The four most commonly used materials for sealing applications are polyurethane (PU), acrylonitrile-butadiene-rubber (NBR), fluoro-rubber (FKM), and polytetrafluoroethylene (PTFE).
Polyurethane is an organic material of high molecular weight whose chemical composition is characterized by a large number of urethane groups. Urethanes belong to the thermoplatic elastomers (TPE) family and close the gap between thermoplastic and elastomeric materials regarding hardness, deforming behavior and consistency. Within certain temperature limits, polyurethane possesses the elastic characteristics of rubber combined with the advantages of a rigid plastic.
The composition of the material is determined by three components: polyol; diisocyanate; and a chain extender. The type and amount of these materials used, and the reaction conditions, are decisive in determining the properties of the resulting polyurethane material. In general, polyurethanes possesses the following properties:
Temperature range for use: -30° to 80° C; high performance types (compounds) up to 110° C in mineral oils (long term exposure temperature).

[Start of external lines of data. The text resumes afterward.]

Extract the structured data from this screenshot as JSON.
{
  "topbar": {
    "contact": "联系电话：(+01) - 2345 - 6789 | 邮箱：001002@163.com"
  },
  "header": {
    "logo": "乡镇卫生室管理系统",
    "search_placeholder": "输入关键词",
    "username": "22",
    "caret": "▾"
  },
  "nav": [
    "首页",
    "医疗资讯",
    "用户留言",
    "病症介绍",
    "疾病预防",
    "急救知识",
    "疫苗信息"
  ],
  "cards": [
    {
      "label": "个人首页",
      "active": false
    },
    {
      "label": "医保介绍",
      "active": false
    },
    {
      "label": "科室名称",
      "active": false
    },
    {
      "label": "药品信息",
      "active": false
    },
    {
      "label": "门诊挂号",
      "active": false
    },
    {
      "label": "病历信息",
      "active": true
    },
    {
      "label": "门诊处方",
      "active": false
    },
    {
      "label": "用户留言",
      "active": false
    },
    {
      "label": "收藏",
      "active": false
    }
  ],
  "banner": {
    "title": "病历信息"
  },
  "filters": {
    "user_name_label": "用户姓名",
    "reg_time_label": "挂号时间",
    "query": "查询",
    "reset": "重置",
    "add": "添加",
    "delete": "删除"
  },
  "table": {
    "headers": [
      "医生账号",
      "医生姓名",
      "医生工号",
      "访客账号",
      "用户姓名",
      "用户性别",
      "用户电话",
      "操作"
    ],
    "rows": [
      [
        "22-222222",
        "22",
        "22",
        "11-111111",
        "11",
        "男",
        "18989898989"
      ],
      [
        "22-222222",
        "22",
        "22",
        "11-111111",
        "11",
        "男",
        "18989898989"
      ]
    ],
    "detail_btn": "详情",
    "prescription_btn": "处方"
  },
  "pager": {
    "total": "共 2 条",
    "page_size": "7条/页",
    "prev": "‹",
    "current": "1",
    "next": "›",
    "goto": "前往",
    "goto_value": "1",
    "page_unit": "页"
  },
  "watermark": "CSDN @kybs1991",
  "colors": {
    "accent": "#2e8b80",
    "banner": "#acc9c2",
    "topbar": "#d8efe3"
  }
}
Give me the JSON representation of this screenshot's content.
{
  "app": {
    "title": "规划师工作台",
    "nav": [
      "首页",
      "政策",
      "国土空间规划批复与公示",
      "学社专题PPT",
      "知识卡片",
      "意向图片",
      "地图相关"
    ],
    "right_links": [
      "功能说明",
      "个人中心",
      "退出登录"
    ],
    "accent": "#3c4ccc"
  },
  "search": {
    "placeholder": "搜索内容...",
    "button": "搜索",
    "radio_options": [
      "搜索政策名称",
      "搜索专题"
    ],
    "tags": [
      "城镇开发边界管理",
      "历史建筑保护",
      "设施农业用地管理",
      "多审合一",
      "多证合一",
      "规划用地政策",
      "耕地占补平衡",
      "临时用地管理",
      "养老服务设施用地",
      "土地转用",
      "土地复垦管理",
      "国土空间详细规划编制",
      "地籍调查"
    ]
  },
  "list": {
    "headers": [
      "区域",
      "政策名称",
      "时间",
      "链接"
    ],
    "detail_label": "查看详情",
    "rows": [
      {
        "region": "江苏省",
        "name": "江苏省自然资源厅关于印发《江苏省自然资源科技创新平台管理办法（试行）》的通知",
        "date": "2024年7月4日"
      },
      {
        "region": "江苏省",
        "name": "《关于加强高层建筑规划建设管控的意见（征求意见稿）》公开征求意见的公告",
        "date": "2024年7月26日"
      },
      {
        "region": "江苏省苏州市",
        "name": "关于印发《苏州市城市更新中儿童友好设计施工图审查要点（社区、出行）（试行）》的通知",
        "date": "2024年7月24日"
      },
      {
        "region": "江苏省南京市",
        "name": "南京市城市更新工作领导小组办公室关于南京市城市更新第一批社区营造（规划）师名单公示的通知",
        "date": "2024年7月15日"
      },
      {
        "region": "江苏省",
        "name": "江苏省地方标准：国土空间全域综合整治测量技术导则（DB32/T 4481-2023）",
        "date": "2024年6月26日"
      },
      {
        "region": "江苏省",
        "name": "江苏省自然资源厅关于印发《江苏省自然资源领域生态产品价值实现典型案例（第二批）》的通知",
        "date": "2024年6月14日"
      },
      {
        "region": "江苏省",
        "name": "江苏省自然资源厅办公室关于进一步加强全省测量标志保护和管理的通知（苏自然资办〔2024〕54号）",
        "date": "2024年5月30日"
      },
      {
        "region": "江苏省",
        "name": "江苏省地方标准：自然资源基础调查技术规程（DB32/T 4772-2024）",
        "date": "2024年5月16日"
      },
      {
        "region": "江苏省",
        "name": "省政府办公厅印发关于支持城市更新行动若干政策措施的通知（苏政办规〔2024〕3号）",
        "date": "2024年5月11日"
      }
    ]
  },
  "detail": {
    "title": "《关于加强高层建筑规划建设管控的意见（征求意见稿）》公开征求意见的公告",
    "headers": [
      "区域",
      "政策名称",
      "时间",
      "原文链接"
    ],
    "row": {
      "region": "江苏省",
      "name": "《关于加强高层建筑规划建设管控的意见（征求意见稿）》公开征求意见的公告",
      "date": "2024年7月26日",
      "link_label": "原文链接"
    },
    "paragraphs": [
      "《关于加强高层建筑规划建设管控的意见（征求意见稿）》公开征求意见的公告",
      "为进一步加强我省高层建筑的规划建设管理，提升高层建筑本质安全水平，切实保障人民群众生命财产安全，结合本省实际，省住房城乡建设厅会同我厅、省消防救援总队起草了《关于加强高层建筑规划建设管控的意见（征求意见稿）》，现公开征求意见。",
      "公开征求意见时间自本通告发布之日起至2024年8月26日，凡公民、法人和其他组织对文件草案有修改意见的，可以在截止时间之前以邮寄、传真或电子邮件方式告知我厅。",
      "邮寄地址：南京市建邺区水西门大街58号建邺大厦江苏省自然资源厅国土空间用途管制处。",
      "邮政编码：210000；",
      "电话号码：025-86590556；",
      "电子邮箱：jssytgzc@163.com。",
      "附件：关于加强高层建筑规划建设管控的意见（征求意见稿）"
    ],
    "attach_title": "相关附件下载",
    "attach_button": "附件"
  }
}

NBR is a polymer of butadiene and acrylonitrile. The acrylonitrile (ACN) component affects the following properties of the NBR:
A NBR material with low ACN content has very good cold flexibility (down to approximately -45° C) and moderate resistance to oil and fuel. In contrast, a material with very high ACN content with optimum resistance to oil and fuels, may have a cold temperature flexibility only down to -3° C. With rising ACN content, the elasticity and the gas permeability decrease and the compression set becomes worse.
Temperature range for use (depending on the composition of the blend): -40° and 100° C and for short periods up to 130° C (the material hardens at higher temperatures). For special blends, the cold flexibility extends down to -55° C.
Copolymers, terpolymers or tetrapolymers with various compositions and with fluorine contents from 65% to 71%, which have varying resistance to surrounding media and varying cold flexibility can be made by polymerization of vinylidne fluoride (VF) and variable amounts of hexafluoropropylene (HFP), tetrafluoroethylene (TFE), 1-hydropentafluoropropylene (HFPE) and perfluoro (methylvinylether) (FMVE). Cross-linking is achieved either with diamines and bisphenols or with organic peroxides.
Newly developed materials (cross-lined by peroxides) have good resistance to media, which can only be tolerated to a small extent, if at all, by conventional FKM.
Temperature range for use: approximately -20° to 200° C (for short periods to 230° C). Special grades: -50° to 200° C.
PTFE is a polymer of tetrafluoroethylene. This non-elastic material is characterized by a series of outstanding properties:
The temperature tolerance is between -200° and 260° C; PTFE has some elasticity even at extremely low temperatures and therefore is used in many extreme cold temperature applications.